The data –
-*-*-

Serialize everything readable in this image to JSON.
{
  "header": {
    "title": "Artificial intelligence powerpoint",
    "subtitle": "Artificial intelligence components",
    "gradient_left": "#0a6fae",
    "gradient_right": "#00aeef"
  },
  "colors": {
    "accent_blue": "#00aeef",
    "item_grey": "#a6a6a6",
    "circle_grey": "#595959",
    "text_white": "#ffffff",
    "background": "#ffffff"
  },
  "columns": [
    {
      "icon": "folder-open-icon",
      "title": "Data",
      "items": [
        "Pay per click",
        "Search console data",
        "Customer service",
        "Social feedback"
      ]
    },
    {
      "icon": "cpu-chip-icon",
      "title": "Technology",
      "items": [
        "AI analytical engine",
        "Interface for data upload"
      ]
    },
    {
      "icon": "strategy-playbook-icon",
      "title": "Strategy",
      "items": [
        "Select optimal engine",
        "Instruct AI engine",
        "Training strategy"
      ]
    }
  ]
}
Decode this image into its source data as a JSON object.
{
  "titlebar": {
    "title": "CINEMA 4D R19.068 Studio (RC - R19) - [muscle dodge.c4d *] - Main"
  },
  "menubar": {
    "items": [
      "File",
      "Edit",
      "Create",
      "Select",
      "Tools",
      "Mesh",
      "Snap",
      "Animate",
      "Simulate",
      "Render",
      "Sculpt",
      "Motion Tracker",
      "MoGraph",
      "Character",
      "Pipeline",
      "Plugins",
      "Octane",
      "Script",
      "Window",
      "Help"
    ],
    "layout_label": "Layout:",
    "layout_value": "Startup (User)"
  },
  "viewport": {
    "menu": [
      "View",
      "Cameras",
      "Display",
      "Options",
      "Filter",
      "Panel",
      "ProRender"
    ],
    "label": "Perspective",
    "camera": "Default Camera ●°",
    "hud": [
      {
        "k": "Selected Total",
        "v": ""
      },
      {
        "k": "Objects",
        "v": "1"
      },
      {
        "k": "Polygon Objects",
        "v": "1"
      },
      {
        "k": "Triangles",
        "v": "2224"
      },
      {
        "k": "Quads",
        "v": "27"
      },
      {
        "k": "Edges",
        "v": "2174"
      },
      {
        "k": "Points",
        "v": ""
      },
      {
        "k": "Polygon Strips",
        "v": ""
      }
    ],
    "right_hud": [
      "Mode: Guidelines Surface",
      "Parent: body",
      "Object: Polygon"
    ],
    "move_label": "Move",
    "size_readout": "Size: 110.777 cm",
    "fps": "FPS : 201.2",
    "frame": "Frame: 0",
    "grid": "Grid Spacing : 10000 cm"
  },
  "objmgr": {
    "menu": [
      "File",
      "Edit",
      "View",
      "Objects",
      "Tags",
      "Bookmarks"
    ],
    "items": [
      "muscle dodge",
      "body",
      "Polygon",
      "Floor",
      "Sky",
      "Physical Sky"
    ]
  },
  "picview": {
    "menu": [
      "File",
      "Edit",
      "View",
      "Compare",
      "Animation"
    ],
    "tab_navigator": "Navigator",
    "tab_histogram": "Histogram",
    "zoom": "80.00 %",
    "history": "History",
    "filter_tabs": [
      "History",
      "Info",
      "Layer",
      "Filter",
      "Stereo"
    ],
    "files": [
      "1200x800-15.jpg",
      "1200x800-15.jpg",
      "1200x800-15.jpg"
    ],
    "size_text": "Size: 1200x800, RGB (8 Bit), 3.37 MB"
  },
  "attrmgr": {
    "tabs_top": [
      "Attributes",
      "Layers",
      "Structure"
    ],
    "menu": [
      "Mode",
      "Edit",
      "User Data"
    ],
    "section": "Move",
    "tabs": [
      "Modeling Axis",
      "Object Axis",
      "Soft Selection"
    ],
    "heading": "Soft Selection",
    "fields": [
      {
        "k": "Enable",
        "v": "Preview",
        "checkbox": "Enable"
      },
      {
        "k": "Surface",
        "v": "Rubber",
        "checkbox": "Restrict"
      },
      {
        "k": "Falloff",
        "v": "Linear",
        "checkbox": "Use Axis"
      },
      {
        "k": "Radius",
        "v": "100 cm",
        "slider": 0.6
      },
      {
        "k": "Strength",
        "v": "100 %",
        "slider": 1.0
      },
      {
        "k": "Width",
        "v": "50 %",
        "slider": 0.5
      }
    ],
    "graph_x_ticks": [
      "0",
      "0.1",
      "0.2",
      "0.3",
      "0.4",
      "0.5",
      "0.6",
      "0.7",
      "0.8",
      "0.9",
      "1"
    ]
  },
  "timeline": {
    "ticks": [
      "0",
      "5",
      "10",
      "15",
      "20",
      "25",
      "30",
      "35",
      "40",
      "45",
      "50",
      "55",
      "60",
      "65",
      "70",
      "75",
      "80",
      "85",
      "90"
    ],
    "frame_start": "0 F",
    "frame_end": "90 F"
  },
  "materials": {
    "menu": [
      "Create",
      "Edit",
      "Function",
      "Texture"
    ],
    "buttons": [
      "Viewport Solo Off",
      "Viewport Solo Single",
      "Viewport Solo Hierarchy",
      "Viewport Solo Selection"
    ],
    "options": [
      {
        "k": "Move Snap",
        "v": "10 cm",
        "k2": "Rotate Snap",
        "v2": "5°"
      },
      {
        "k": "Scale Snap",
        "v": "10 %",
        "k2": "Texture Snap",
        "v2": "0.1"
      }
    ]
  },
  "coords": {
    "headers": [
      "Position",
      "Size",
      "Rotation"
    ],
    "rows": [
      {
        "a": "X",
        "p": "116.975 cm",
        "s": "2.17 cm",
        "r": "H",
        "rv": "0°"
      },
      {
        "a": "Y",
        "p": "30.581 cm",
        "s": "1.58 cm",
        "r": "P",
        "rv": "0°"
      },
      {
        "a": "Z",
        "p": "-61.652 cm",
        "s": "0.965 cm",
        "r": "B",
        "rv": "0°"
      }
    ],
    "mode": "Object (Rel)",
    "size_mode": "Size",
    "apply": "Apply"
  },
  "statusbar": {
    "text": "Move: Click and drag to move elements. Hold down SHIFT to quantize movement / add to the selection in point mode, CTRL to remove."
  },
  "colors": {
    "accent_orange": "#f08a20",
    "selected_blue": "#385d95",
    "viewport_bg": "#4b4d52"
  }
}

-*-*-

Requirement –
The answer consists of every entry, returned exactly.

Response to this exercise –
Serialize everything readable in this image to JSON.
{
  "header": {
    "title": "Artificial intelligence powerpoint",
    "subtitle": "Artificial intelligence components",
    "gradient_left": "#0a6fae",
    "gradient_right": "#00aeef"
  },
  "colors": {
    "accent_blue": "#00aeef",
    "item_grey": "#a6a6a6",
    "circle_grey": "#595959",
    "text_white": "#ffffff",
    "background": "#ffffff"
  },
  "columns": [
    {
      "icon": "folder-open-icon",
      "title": "Data",
      "items": [
        "Pay per click",
        "Search console data",
        "Customer service",
        "Social feedback"
      ]
    },
    {
      "icon": "cpu-chip-icon",
      "title": "Technology",
      "items": [
        "AI analytical engine",
        "Interface for data upload"
      ]
    },
    {
      "icon": "strategy-playbook-icon",
      "title": "Strategy",
      "items": [
        "Select optimal engine",
        "Instruct AI engine",
        "Training strategy"
      ]
    }
  ]
}
Decode this image into its source data as a JSON object.
{
  "titlebar": {
    "title": "CINEMA 4D R19.068 Studio (RC - R19) - [muscle dodge.c4d *] - Main"
  },
  "menubar": {
    "items": [
      "File",
      "Edit",
      "Create",
      "Select",
      "Tools",
      "Mesh",
      "Snap",
      "Animate",
      "Simulate",
      "Render",
      "Sculpt",
      "Motion Tracker",
      "MoGraph",
      "Character",
      "Pipeline",
      "Plugins",
      "Octane",
      "Script",
      "Window",
      "Help"
    ],
    "layout_label": "Layout:",
    "layout_value": "Startup (User)"
  },
  "viewport": {
    "menu": [
      "View",
      "Cameras",
      "Display",
      "Options",
      "Filter",
      "Panel",
      "ProRender"
    ],
    "label": "Perspective",
    "camera": "Default Camera ●°",
    "hud": [
      {
        "k": "Selected Total",
        "v": ""
      },
      {
        "k": "Objects",
        "v": "1"
      },
      {
        "k": "Polygon Objects",
        "v": "1"
      },
      {
        "k": "Triangles",
        "v": "2224"
      },
      {
        "k": "Quads",
        "v": "27"
      },
      {
        "k": "Edges",
        "v": "2174"
      },
      {
        "k": "Points",
        "v": ""
      },
      {
        "k": "Polygon Strips",
        "v": ""
      }
    ],
    "right_hud": [
      "Mode: Guidelines Surface",
      "Parent: body",
      "Object: Polygon"
    ],
    "move_label": "Move",
    "size_readout": "Size: 110.777 cm",
    "fps": "FPS : 201.2",
    "frame": "Frame: 0",
    "grid": "Grid Spacing : 10000 cm"
  },
  "objmgr": {
    "menu": [
      "File",
      "Edit",
      "View",
      "Objects",
      "Tags",
      "Bookmarks"
    ],
    "items": [
      "muscle dodge",
      "body",
      "Polygon",
      "Floor",
      "Sky",
      "Physical Sky"
    ]
  },
  "picview": {
    "menu": [
      "File",
      "Edit",
      "View",
      "Compare",
      "Animation"
    ],
    "tab_navigator": "Navigator",
    "tab_histogram": "Histogram",
    "zoom": "80.00 %",
    "history": "History",
    "filter_tabs": [
      "History",
      "Info",
      "Layer",
      "Filter",
      "Stereo"
    ],
    "files": [
      "1200x800-15.jpg",
      "1200x800-15.jpg",
      "1200x800-15.jpg"
    ],
    "size_text": "Size: 1200x800, RGB (8 Bit), 3.37 MB"
  },
  "attrmgr": {
    "tabs_top": [
      "Attributes",
      "Layers",
      "Structure"
    ],
    "menu": [
      "Mode",
      "Edit",
      "User Data"
    ],
    "section": "Move",
    "tabs": [
      "Modeling Axis",
      "Object Axis",
      "Soft Selection"
    ],
    "heading": "Soft Selection",
    "fields": [
      {
        "k": "Enable",
        "v": "Preview",
        "checkbox": "Enable"
      },
      {
        "k": "Surface",
        "v": "Rubber",
        "checkbox": "Restrict"
      },
      {
        "k": "Falloff",
        "v": "Linear",
        "checkbox": "Use Axis"
      },
      {
        "k": "Radius",
        "v": "100 cm",
        "slider": 0.6
      },
      {
        "k": "Strength",
        "v": "100 %",
        "slider": 1.0
      },
      {
        "k": "Width",
        "v": "50 %",
        "slider": 0.5
      }
    ],
    "graph_x_ticks": [
      "0",
      "0.1",
      "0.2",
      "0.3",
      "0.4",
      "0.5",
      "0.6",
      "0.7",
      "0.8",
      "0.9",
      "1"
    ]
  },
  "timeline": {
    "ticks": [
      "0",
      "5",
      "10",
      "15",
      "20",
      "25",
      "30",
      "35",
      "40",
      "45",
      "50",
      "55",
      "60",
      "65",
      "70",
      "75",
      "80",
      "85",
      "90"
    ],
    "frame_start": "0 F",
    "frame_end": "90 F"
  },
  "materials": {
    "menu": [
      "Create",
      "Edit",
      "Function",
      "Texture"
    ],
    "buttons": [
      "Viewport Solo Off",
      "Viewport Solo Single",
      "Viewport Solo Hierarchy",
      "Viewport Solo Selection"
    ],
    "options": [
      {
        "k": "Move Snap",
        "v": "10 cm",
        "k2": "Rotate Snap",
        "v2": "5°"
      },
      {
        "k": "Scale Snap",
        "v": "10 %",
        "k2": "Texture Snap",
        "v2": "0.1"
      }
    ]
  },
  "coords": {
    "headers": [
      "Position",
      "Size",
      "Rotation"
    ],
    "rows": [
      {
        "a": "X",
        "p": "116.975 cm",
        "s": "2.17 cm",
        "r": "H",
        "rv": "0°"
      },
      {
        "a": "Y",
        "p": "30.581 cm",
        "s": "1.58 cm",
        "r": "P",
        "rv": "0°"
      },
      {
        "a": "Z",
        "p": "-61.652 cm",
        "s": "0.965 cm",
        "r": "B",
        "rv": "0°"
      }
    ],
    "mode": "Object (Rel)",
    "size_mode": "Size",
    "apply": "Apply"
  },
  "statusbar": {
    "text": "Move: Click and drag to move elements. Hold down SHIFT to quantize movement / add to the selection in point mode, CTRL to remove."
  },
  "colors": {
    "accent_orange": "#f08a20",
    "selected_blue": "#385d95",
    "viewport_bg": "#4b4d52"
  }
}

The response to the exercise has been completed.